DIRECTIONS FOR THIS TASK:
In full and without alteration, output each record given here.

THE DATA:

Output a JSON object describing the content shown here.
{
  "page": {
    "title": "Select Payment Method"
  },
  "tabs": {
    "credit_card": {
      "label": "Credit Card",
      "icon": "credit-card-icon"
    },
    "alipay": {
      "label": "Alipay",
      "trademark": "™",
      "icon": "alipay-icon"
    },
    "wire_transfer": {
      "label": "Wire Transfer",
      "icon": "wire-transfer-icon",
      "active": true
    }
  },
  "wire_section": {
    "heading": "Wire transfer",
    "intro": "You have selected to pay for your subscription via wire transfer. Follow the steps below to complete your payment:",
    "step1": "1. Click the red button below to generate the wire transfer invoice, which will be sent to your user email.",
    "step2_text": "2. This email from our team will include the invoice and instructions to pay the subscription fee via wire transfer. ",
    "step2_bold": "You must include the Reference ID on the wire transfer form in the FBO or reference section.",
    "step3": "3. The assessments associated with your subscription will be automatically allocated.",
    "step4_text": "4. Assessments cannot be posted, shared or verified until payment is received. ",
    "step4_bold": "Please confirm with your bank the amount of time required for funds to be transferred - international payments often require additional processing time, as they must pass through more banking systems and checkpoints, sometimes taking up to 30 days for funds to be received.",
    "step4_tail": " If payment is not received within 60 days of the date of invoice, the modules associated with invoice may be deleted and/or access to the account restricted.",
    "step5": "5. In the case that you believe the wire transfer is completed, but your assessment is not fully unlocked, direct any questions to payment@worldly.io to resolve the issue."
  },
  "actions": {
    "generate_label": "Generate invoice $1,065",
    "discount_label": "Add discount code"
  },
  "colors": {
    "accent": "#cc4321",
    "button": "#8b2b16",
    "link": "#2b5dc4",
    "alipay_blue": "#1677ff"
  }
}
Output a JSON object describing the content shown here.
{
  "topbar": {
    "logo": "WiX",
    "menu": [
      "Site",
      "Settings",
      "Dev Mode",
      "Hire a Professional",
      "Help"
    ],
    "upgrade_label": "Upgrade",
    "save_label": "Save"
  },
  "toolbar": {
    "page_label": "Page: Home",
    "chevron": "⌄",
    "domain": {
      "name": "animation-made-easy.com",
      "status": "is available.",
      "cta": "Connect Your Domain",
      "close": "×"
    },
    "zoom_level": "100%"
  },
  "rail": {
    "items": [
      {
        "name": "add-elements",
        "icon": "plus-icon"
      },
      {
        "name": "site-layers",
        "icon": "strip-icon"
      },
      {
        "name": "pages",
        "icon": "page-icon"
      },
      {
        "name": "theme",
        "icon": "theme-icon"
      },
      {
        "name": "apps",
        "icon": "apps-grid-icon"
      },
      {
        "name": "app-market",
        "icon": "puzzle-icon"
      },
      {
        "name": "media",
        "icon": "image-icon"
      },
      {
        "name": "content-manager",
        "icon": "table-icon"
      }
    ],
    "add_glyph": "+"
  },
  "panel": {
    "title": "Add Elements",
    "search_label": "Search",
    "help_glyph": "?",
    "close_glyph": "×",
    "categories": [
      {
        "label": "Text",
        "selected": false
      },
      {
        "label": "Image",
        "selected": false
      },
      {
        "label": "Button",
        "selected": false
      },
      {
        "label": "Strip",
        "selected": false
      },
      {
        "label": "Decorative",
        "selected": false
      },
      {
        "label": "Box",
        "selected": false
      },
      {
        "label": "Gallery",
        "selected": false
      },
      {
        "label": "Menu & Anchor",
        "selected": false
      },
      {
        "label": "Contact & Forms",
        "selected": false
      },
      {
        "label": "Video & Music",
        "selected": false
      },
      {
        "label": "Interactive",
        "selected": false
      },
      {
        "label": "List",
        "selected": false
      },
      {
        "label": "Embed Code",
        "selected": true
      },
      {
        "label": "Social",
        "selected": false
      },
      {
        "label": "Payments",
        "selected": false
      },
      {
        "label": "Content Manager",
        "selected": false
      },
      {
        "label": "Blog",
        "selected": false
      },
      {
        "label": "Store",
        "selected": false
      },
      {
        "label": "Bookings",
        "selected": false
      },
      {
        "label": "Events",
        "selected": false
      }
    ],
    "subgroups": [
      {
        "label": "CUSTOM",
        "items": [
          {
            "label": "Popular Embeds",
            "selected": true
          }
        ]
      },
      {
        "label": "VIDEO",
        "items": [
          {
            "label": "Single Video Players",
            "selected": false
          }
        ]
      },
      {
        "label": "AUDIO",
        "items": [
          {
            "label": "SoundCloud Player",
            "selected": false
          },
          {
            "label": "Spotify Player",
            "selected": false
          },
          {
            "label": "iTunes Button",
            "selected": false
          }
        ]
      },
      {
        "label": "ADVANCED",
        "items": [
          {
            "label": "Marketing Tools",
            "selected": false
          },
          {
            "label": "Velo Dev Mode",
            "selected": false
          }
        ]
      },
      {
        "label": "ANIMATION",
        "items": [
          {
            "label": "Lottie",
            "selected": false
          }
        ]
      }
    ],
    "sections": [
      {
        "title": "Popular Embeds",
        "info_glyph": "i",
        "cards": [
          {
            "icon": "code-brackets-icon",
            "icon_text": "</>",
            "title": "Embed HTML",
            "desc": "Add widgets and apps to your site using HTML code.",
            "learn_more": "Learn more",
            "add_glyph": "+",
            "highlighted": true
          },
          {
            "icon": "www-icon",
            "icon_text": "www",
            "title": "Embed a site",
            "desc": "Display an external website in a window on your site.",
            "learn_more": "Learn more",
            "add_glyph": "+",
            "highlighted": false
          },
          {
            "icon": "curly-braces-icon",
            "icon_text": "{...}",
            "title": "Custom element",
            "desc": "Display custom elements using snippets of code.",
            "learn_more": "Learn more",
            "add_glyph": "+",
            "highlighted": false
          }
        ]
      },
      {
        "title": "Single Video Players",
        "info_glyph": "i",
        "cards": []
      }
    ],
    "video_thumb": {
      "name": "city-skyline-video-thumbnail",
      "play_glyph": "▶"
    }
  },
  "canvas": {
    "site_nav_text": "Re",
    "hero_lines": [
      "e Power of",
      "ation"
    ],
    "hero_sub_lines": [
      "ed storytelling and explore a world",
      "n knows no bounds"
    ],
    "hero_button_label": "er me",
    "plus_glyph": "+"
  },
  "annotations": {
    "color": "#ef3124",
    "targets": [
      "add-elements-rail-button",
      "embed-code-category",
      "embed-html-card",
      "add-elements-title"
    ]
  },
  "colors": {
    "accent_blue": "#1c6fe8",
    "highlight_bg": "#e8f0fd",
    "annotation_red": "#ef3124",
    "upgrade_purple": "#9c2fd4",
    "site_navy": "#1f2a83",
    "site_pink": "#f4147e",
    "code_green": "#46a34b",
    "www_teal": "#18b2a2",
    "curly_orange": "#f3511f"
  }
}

YOUR RESPONSE:
Output a JSON object describing the content shown here.
{
  "page": {
    "title": "Select Payment Method"
  },
  "tabs": {
    "credit_card": {
      "label": "Credit Card",
      "icon": "credit-card-icon"
    },
    "alipay": {
      "label": "Alipay",
      "trademark": "™",
      "icon": "alipay-icon"
    },
    "wire_transfer": {
      "label": "Wire Transfer",
      "icon": "wire-transfer-icon",
      "active": true
    }
  },
  "wire_section": {
    "heading": "Wire transfer",
    "intro": "You have selected to pay for your subscription via wire transfer. Follow the steps below to complete your payment:",
    "step1": "1. Click the red button below to generate the wire transfer invoice, which will be sent to your user email.",
    "step2_text": "2. This email from our team will include the invoice and instructions to pay the subscription fee via wire transfer. ",
    "step2_bold": "You must include the Reference ID on the wire transfer form in the FBO or reference section.",
    "step3": "3. The assessments associated with your subscription will be automatically allocated.",
    "step4_text": "4. Assessments cannot be posted, shared or verified until payment is received. ",
    "step4_bold": "Please confirm with your bank the amount of time required for funds to be transferred - international payments often require additional processing time, as they must pass through more banking systems and checkpoints, sometimes taking up to 30 days for funds to be received.",
    "step4_tail": " If payment is not received within 60 days of the date of invoice, the modules associated with invoice may be deleted and/or access to the account restricted.",
    "step5": "5. In the case that you believe the wire transfer is completed, but your assessment is not fully unlocked, direct any questions to payment@worldly.io to resolve the issue."
  },
  "actions": {
    "generate_label": "Generate invoice $1,065",
    "discount_label": "Add discount code"
  },
  "colors": {
    "accent": "#cc4321",
    "button": "#8b2b16",
    "link": "#2b5dc4",
    "alipay_blue": "#1677ff"
  }
}
Output a JSON object describing the content shown here.
{
  "topbar": {
    "logo": "WiX",
    "menu": [
      "Site",
      "Settings",
      "Dev Mode",
      "Hire a Professional",
      "Help"
    ],
    "upgrade_label": "Upgrade",
    "save_label": "Save"
  },
  "toolbar": {
    "page_label": "Page: Home",
    "chevron": "⌄",
    "domain": {
      "name": "animation-made-easy.com",
      "status": "is available.",
      "cta": "Connect Your Domain",
      "close": "×"
    },
    "zoom_level": "100%"
  },
  "rail": {
    "items": [
      {
        "name": "add-elements",
        "icon": "plus-icon"
      },
      {
        "name": "site-layers",
        "icon": "strip-icon"
      },
      {
        "name": "pages",
        "icon": "page-icon"
      },
      {
        "name": "theme",
        "icon": "theme-icon"
      },
      {
        "name": "apps",
        "icon": "apps-grid-icon"
      },
      {
        "name": "app-market",
        "icon": "puzzle-icon"
      },
      {
        "name": "media",
        "icon": "image-icon"
      },
      {
        "name": "content-manager",
        "icon": "table-icon"
      }
    ],
    "add_glyph": "+"
  },
  "panel": {
    "title": "Add Elements",
    "search_label": "Search",
    "help_glyph": "?",
    "close_glyph": "×",
    "categories": [
      {
        "label": "Text",
        "selected": false
      },
      {
        "label": "Image",
        "selected": false
      },
      {
        "label": "Button",
        "selected": false
      },
      {
        "label": "Strip",
        "selected": false
      },
      {
        "label": "Decorative",
        "selected": false
      },
      {
        "label": "Box",
        "selected": false
      },
      {
        "label": "Gallery",
        "selected": false
      },
      {
        "label": "Menu & Anchor",
        "selected": false
      },
      {
        "label": "Contact & Forms",
        "selected": false
      },
      {
        "label": "Video & Music",
        "selected": false
      },
      {
        "label": "Interactive",
        "selected": false
      },
      {
        "label": "List",
        "selected": false
      },
      {
        "label": "Embed Code",
        "selected": true
      },
      {
        "label": "Social",
        "selected": false
      },
      {
        "label": "Payments",
        "selected": false
      },
      {
        "label": "Content Manager",
        "selected": false
      },
      {
        "label": "Blog",
        "selected": false
      },
      {
        "label": "Store",
        "selected": false
      },
      {
        "label": "Bookings",
        "selected": false
      },
      {
        "label": "Events",
        "selected": false
      }
    ],
    "subgroups": [
      {
        "label": "CUSTOM",
        "items": [
          {
            "label": "Popular Embeds",
            "selected": true
          }
        ]
      },
      {
        "label": "VIDEO",
        "items": [
          {
            "label": "Single Video Players",
            "selected": false
          }
        ]
      },
      {
        "label": "AUDIO",
        "items": [
          {
            "label": "SoundCloud Player",
            "selected": false
          },
          {
            "label": "Spotify Player",
            "selected": false
          },
          {
            "label": "iTunes Button",
            "selected": false
          }
        ]
      },
      {
        "label": "ADVANCED",
        "items": [
          {
            "label": "Marketing Tools",
            "selected": false
          },
          {
            "label": "Velo Dev Mode",
            "selected": false
          }
        ]
      },
      {
        "label": "ANIMATION",
        "items": [
          {
            "label": "Lottie",
            "selected": false
          }
        ]
      }
    ],
    "sections": [
      {
        "title": "Popular Embeds",
        "info_glyph": "i",
        "cards": [
          {
            "icon": "code-brackets-icon",
            "icon_text": "</>",
            "title": "Embed HTML",
            "desc": "Add widgets and apps to your site using HTML code.",
            "learn_more": "Learn more",
            "add_glyph": "+",
            "highlighted": true
          },
          {
            "icon": "www-icon",
            "icon_text": "www",
            "title": "Embed a site",
            "desc": "Display an external website in a window on your site.",
            "learn_more": "Learn more",
            "add_glyph": "+",
            "highlighted": false
          },
          {
            "icon": "curly-braces-icon",
            "icon_text": "{...}",
            "title": "Custom element",
            "desc": "Display custom elements using snippets of code.",
            "learn_more": "Learn more",
            "add_glyph": "+",
            "highlighted": false
          }
        ]
      },
      {
        "title": "Single Video Players",
        "info_glyph": "i",
        "cards": []
      }
    ],
    "video_thumb": {
      "name": "city-skyline-video-thumbnail",
      "play_glyph": "▶"
    }
  },
  "canvas": {
    "site_nav_text": "Re",
    "hero_lines": [
      "e Power of",
      "ation"
    ],
    "hero_sub_lines": [
      "ed storytelling and explore a world",
      "n knows no bounds"
    ],
    "hero_button_label": "er me",
    "plus_glyph": "+"
  },
  "annotations": {
    "color": "#ef3124",
    "targets": [
      "add-elements-rail-button",
      "embed-code-category",
      "embed-html-card",
      "add-elements-title"
    ]
  },
  "colors": {
    "accent_blue": "#1c6fe8",
    "highlight_bg": "#e8f0fd",
    "annotation_red": "#ef3124",
    "upgrade_purple": "#9c2fd4",
    "site_navy": "#1f2a83",
    "site_pink": "#f4147e",
    "code_green": "#46a34b",
    "www_teal": "#18b2a2",
    "curly_orange": "#f3511f"
  }
}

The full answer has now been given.